Deep Dive Breakout 2

Wednesday, August 2, 2017

2:00pm –3:00pm

Trey Hawkins (Credit Union National Association), Matthew Fitting (American Nurses Association), and Matthew Wright (Children’s Hospital Association)

Some issues require a full-force effort. But, how do we expand our program to reach interested constituents, especially when the issue may be nuanced? How do I even find outside advocates, and how do I get them to do more than just fill-in a form letter?

Have feedback on this session? We’d love to hear it! Submit it here.


How do we expand my program to reach interested constituents, and what are some positive and negative consequences?

  • Keep messages general – one organization advocating for childrens’ healthcare didn’t mention Obamacare or the ACA, but instead framed their message in generalities to expand their program.
  • Membership organizations can provide ready-made messaging to their subsidiary organizations for them to brand and put on their own site to target members who might not realize the role the advocacy group plays.
  • Reaching beyond the base this way builds your list and can create deeper relationships and more authentic advocacy with your members. This can drive more actions, be they letters to Congress or donations to your organization. But, it’s hard work and takes a lot of resources, e.g. time and money, to manage and keep alive through care and feeding. This means you’ll need to fight for funding internally and may need to strongly defend return on investment. And, once you do expand your base, more people means more critics.
  • Establish a hub with compelling visuals to capture very limited digital attention and removes as many barriers to entry as possible. People are being marketed to constantly. Make it very easy for people to take immediate action on a hub that shows your organization’s values. Efforts to expand your program can help shake off creative cobwebs.

How do I even find outside advocates?

  • Leverage existing social media conversations. Engage with people in the comments on Facebook or in the Twitter mentions to share who you are and what you’re doing. Research people who may have a connection and are an influencer, particularly those with a large social media presence/following.
  • Do your research to know who your audience is and go after them. What’s the price you put on an advocate? How much money do you need to spend per advocate to recruit new members?

How do I get them to do more than just fill-in a form letter?

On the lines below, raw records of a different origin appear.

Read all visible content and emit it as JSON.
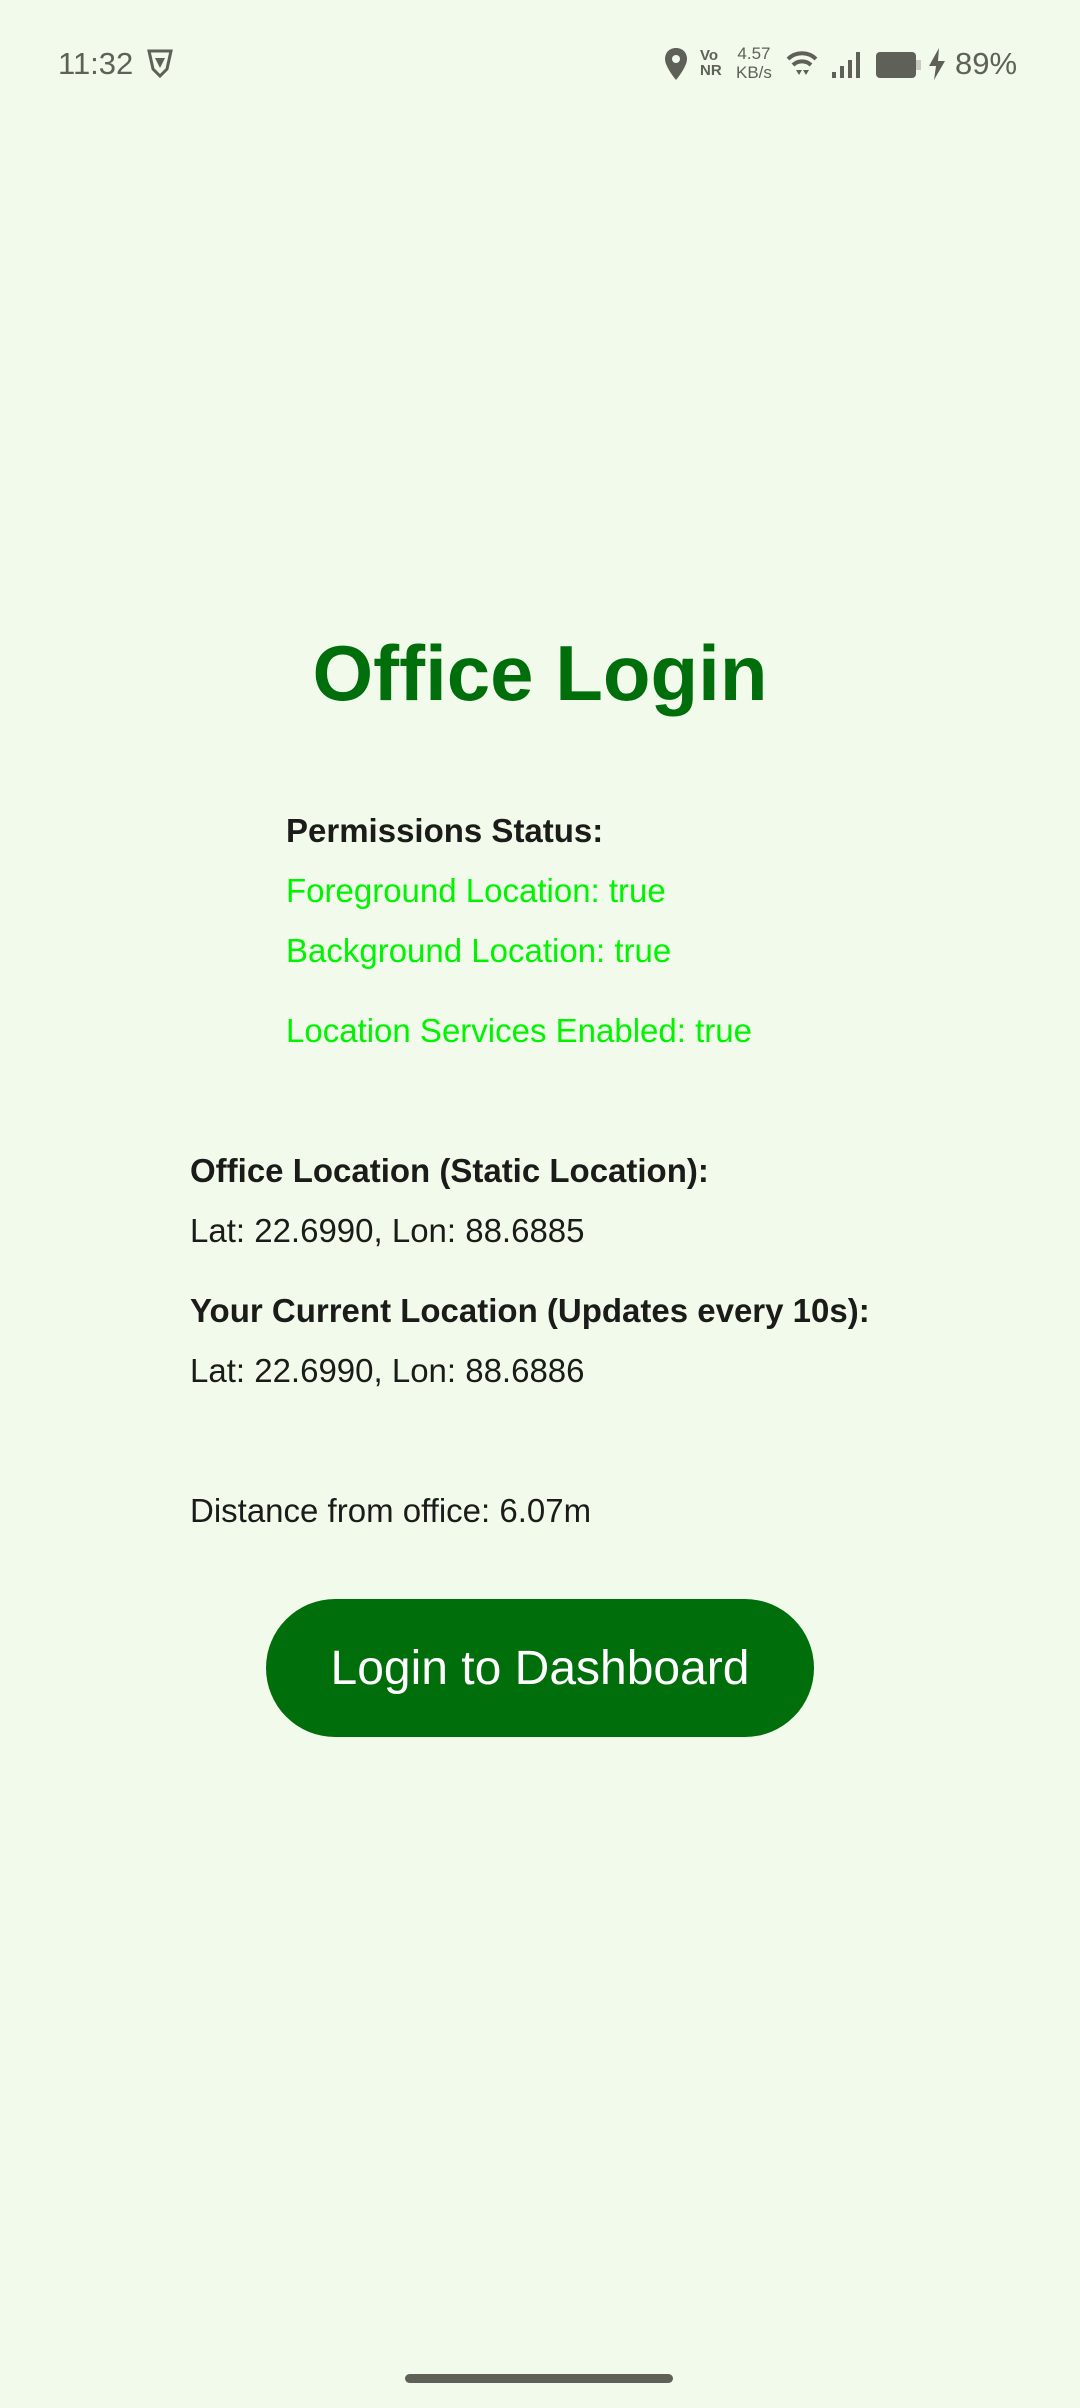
{
  "status_bar": {
    "time": "11:32",
    "net_speed_value": "4.57",
    "net_speed_unit": "KB/s",
    "volte_top": "Vo",
    "volte_bottom": "NR",
    "battery": "89%"
  },
  "title": "Office Login",
  "permissions": {
    "heading": "Permissions Status:",
    "foreground": "Foreground Location: true",
    "background": "Background Location: true",
    "services": "Location Services Enabled: true"
  },
  "office_location": {
    "heading": "Office Location (Static Location):",
    "coords": "Lat: 22.6990, Lon: 88.6885"
  },
  "current_location": {
    "heading": "Your Current Location (Updates every 10s):",
    "coords": "Lat: 22.6990, Lon: 88.6886"
  },
  "distance": "Distance from office: 6.07m",
  "login_button": "Login to Dashboard",
  "colors": {
    "primary": "#006e0a",
    "success": "#00f400",
    "background": "#f2fbeb"
  }
}
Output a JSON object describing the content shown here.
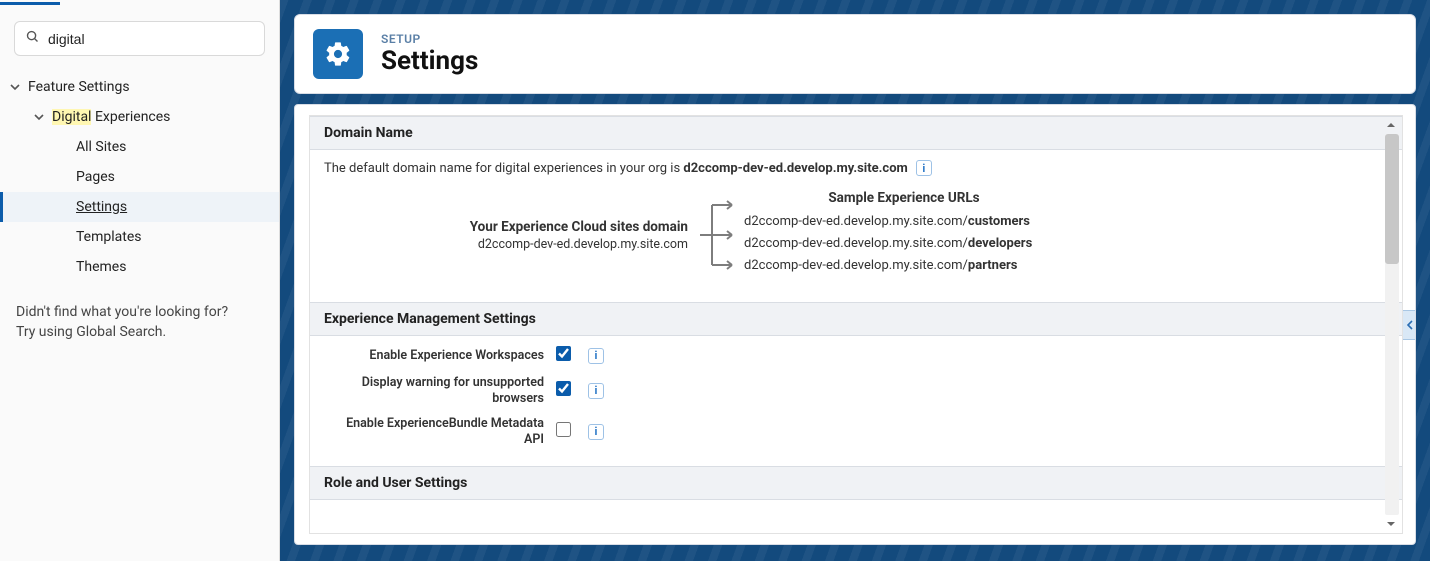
{
  "sidebar": {
    "search_value": "digital",
    "tree": {
      "root_label": "Feature Settings",
      "child": {
        "label_prefix_hl": "Digital",
        "label_rest": " Experiences",
        "items": [
          {
            "label": "All Sites"
          },
          {
            "label": "Pages"
          },
          {
            "label": "Settings",
            "active": true
          },
          {
            "label": "Templates"
          },
          {
            "label": "Themes"
          }
        ]
      }
    },
    "footer_line1": "Didn't find what you're looking for?",
    "footer_line2": "Try using Global Search."
  },
  "header": {
    "eyebrow": "SETUP",
    "title": "Settings"
  },
  "domain_section": {
    "title": "Domain Name",
    "description_prefix": "The default domain name for digital experiences in your org is ",
    "description_domain": "d2ccomp-dev-ed.develop.my.site.com",
    "left_label": "Your Experience Cloud sites domain",
    "left_domain": "d2ccomp-dev-ed.develop.my.site.com",
    "sample_header": "Sample Experience URLs",
    "sample_base": "d2ccomp-dev-ed.develop.my.site.com/",
    "samples": [
      {
        "bold": "customers"
      },
      {
        "bold": "developers"
      },
      {
        "bold": "partners"
      }
    ]
  },
  "experience_section": {
    "title": "Experience Management Settings",
    "rows": [
      {
        "label": "Enable Experience Workspaces",
        "checked": true
      },
      {
        "label": "Display warning for unsupported browsers",
        "checked": true
      },
      {
        "label": "Enable ExperienceBundle Metadata API",
        "checked": false
      }
    ]
  },
  "role_section": {
    "title": "Role and User Settings"
  }
}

  • One organization gathered petitions using an online tool then physically printed them, bound them in a book, and hired a professional photographer to show their advocates – in this case, children – delivering it to the Hill. The same organization encouraged people to print a branded PDF with a question on it, write their answer, and tweet a photo to engage people on social media.
  • Your members’ motivations to advocate are the same as your base: “What’s in it for me?” Personalization and showing what matters and what’s at stake is crucial. Get your message down to the simplest, most crystallized nuggets of personalized information to better motivate people to take action.